> _YOUR INSTRUCTIONS_:
Could you show each line of the records that contains the word "regenerate"?

> _Stored data entries_:
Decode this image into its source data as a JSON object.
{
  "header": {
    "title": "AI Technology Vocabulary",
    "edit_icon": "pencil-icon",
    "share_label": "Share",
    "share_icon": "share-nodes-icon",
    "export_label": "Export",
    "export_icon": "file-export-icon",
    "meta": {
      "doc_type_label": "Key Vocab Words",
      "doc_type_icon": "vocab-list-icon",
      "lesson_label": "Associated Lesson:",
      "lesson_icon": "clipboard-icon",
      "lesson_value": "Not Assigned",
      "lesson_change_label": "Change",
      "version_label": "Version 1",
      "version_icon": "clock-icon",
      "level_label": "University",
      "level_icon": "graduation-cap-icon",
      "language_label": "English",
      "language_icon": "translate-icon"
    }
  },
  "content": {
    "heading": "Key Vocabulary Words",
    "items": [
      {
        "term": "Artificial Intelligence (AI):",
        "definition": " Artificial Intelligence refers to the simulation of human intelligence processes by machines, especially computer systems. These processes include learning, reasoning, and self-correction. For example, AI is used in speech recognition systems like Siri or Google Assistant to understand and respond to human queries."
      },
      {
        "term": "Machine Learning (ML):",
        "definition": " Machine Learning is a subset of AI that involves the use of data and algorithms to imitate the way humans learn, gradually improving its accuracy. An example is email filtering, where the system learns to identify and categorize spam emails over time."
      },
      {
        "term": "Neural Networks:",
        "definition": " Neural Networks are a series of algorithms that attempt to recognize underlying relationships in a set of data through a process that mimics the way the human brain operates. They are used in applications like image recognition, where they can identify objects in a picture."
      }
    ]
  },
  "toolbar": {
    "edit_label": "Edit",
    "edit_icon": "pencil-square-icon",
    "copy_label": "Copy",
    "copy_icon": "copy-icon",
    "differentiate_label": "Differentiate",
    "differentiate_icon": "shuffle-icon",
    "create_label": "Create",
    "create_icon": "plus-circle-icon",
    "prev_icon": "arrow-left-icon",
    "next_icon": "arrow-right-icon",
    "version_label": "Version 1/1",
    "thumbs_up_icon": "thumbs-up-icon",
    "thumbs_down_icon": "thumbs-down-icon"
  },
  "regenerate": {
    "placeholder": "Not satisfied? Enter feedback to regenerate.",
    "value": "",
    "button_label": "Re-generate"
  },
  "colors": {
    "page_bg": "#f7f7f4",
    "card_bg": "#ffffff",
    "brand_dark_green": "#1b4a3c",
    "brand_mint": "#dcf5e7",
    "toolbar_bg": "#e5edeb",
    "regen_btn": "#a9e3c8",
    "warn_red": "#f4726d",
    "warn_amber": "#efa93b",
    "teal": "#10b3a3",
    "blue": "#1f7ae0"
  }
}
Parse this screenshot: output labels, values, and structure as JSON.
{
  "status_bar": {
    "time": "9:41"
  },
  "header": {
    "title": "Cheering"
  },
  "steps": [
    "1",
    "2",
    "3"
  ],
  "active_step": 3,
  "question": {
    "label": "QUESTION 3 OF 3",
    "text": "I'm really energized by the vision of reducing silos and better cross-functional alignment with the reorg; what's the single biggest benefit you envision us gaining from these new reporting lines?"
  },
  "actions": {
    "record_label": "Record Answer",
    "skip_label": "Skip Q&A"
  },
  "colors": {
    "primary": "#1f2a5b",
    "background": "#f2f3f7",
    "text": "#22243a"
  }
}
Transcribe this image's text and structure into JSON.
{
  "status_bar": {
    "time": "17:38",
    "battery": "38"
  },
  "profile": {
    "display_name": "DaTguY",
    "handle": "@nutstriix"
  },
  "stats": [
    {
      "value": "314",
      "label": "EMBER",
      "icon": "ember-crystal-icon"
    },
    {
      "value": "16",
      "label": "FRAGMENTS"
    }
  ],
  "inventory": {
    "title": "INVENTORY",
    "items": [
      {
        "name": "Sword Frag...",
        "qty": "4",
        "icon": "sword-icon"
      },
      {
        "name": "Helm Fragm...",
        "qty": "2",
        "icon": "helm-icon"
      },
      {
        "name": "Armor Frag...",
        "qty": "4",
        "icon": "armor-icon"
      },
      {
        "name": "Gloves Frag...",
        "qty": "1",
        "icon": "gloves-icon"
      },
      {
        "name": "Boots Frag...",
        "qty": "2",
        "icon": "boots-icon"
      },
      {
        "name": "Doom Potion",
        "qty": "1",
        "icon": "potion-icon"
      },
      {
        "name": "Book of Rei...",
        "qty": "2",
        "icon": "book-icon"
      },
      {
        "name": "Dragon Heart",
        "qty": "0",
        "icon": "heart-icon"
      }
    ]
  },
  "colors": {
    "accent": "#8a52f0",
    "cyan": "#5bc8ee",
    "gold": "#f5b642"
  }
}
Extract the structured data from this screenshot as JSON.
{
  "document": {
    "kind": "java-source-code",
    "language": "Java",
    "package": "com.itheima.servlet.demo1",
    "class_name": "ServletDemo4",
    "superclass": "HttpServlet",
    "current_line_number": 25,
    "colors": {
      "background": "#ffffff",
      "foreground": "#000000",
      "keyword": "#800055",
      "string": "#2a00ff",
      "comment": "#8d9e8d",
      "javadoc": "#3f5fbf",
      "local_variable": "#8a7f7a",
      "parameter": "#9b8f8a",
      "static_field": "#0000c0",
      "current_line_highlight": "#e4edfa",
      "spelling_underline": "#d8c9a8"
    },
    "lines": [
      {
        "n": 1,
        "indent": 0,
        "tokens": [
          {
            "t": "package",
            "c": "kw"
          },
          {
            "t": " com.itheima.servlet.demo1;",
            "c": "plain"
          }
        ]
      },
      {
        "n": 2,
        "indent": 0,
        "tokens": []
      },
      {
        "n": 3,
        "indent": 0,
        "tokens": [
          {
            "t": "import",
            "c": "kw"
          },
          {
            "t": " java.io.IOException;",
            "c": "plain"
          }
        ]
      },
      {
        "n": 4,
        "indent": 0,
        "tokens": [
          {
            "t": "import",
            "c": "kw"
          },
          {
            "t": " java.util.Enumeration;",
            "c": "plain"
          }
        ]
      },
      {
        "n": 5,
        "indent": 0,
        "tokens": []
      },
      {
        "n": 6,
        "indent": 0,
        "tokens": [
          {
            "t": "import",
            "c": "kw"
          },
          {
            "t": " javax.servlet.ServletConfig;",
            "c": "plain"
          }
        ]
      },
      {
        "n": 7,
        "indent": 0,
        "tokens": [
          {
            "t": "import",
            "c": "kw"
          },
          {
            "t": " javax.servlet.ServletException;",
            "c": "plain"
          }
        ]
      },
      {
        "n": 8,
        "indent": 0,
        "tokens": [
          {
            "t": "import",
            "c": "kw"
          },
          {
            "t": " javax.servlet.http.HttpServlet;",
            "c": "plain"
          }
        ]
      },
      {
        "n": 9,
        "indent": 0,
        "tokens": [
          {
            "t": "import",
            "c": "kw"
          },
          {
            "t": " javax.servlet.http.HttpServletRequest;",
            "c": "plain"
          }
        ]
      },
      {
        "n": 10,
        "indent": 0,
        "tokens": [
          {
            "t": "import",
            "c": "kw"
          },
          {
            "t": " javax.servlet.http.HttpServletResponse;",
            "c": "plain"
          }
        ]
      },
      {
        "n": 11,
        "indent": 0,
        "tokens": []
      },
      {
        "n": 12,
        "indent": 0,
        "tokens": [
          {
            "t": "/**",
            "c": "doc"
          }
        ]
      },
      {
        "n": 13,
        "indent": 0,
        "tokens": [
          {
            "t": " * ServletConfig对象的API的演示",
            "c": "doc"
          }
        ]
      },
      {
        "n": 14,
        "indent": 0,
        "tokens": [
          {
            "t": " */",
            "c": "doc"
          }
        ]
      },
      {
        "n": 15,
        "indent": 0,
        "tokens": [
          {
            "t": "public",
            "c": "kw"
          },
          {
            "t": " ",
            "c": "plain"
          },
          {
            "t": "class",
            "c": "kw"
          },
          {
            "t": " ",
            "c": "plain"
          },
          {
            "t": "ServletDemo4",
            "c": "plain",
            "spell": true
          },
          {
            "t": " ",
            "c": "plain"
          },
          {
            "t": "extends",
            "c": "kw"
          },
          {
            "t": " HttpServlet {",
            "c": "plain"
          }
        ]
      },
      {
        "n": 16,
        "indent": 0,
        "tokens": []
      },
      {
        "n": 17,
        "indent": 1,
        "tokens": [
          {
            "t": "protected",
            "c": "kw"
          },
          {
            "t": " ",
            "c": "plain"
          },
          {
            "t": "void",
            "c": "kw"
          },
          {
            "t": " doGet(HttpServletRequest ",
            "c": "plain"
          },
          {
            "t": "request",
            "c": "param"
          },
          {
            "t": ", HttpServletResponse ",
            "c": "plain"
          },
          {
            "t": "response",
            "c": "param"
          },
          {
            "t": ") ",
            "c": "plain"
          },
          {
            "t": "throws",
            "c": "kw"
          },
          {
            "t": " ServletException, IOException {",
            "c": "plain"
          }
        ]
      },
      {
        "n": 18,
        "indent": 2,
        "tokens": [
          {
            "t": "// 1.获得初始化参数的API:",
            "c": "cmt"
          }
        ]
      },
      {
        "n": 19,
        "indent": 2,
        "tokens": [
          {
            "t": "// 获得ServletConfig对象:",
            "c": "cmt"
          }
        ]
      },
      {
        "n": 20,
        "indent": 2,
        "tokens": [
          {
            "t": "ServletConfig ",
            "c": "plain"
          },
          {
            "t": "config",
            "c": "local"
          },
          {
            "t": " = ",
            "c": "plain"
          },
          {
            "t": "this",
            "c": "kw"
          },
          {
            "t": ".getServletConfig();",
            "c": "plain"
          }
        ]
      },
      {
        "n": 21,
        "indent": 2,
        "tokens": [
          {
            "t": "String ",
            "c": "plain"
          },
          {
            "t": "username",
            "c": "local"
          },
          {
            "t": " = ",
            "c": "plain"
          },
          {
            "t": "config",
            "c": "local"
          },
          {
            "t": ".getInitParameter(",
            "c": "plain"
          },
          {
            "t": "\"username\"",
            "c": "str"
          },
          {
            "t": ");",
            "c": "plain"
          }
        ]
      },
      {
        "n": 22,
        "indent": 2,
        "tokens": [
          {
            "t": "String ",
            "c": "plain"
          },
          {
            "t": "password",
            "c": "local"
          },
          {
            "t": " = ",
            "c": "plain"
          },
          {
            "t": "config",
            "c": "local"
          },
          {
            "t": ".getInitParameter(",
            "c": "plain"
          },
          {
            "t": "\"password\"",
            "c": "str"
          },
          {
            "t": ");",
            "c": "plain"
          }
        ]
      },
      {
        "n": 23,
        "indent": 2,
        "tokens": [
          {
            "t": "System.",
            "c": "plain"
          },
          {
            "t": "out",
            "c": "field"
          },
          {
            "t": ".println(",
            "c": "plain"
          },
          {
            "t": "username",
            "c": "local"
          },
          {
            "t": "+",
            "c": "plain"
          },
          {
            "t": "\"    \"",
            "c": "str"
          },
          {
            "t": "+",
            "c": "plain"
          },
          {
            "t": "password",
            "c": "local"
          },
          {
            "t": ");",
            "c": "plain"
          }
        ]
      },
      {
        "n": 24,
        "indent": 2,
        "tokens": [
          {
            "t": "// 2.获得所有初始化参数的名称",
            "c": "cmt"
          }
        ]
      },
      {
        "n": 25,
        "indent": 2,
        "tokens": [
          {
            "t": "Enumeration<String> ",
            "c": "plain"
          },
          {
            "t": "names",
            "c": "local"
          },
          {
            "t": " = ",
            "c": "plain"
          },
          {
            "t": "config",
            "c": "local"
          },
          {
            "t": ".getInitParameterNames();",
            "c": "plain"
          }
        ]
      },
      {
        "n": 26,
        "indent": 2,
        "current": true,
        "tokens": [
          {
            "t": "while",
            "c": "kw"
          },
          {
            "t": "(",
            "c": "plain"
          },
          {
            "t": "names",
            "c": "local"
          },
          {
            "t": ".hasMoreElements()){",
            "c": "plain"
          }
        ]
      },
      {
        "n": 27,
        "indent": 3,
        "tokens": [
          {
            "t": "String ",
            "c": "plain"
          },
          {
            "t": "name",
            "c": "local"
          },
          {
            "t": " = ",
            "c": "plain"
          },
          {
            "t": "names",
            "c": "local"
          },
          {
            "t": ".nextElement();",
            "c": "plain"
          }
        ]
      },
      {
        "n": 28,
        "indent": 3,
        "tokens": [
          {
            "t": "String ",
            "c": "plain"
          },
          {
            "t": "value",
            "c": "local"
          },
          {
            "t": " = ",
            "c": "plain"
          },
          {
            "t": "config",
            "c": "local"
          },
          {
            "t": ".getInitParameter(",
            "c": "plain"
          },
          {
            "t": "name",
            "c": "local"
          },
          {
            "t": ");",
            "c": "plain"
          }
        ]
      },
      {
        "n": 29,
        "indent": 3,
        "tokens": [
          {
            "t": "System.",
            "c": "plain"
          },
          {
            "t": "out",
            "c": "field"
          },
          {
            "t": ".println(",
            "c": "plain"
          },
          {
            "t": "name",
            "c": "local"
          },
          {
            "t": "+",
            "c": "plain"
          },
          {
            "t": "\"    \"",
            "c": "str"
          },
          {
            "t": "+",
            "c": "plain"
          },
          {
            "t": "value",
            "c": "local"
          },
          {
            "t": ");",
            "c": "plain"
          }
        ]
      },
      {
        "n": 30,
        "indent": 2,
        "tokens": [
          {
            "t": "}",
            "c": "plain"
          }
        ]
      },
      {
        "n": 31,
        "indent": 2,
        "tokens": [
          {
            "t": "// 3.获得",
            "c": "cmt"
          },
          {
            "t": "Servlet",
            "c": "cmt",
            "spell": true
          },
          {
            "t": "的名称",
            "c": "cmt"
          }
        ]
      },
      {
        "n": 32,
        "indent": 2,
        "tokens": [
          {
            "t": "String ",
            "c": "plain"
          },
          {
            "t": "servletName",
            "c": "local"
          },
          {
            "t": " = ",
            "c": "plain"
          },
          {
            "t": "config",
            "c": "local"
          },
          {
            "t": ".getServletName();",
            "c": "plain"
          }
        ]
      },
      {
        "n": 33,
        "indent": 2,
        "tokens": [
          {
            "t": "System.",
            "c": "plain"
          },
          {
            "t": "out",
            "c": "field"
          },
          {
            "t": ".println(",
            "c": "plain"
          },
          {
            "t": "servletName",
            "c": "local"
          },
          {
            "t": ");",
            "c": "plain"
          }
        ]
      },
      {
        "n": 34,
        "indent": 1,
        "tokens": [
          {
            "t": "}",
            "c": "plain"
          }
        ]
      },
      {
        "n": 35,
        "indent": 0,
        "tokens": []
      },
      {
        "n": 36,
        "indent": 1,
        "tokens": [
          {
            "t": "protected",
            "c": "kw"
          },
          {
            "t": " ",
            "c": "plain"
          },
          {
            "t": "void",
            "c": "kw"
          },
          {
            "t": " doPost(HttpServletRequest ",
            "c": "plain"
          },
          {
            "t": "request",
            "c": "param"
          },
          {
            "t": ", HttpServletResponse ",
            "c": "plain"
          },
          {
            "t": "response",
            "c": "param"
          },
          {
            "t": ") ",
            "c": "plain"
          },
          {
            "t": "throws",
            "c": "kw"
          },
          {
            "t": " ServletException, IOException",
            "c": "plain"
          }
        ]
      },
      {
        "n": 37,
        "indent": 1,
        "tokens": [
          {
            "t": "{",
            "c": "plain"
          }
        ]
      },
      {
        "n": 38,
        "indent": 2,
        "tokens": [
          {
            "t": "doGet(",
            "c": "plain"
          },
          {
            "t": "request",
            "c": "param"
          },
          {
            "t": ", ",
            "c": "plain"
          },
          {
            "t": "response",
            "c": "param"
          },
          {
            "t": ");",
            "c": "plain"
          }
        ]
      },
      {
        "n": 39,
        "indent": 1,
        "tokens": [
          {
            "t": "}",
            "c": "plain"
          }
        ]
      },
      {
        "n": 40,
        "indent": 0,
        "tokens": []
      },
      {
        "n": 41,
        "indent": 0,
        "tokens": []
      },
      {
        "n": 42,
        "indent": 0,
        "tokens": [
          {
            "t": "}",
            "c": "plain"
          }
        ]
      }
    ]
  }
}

> _TASK ANSWER_:
  "regenerate": {
    "placeholder": "Not satisfied? Enter feedback to regenerate.",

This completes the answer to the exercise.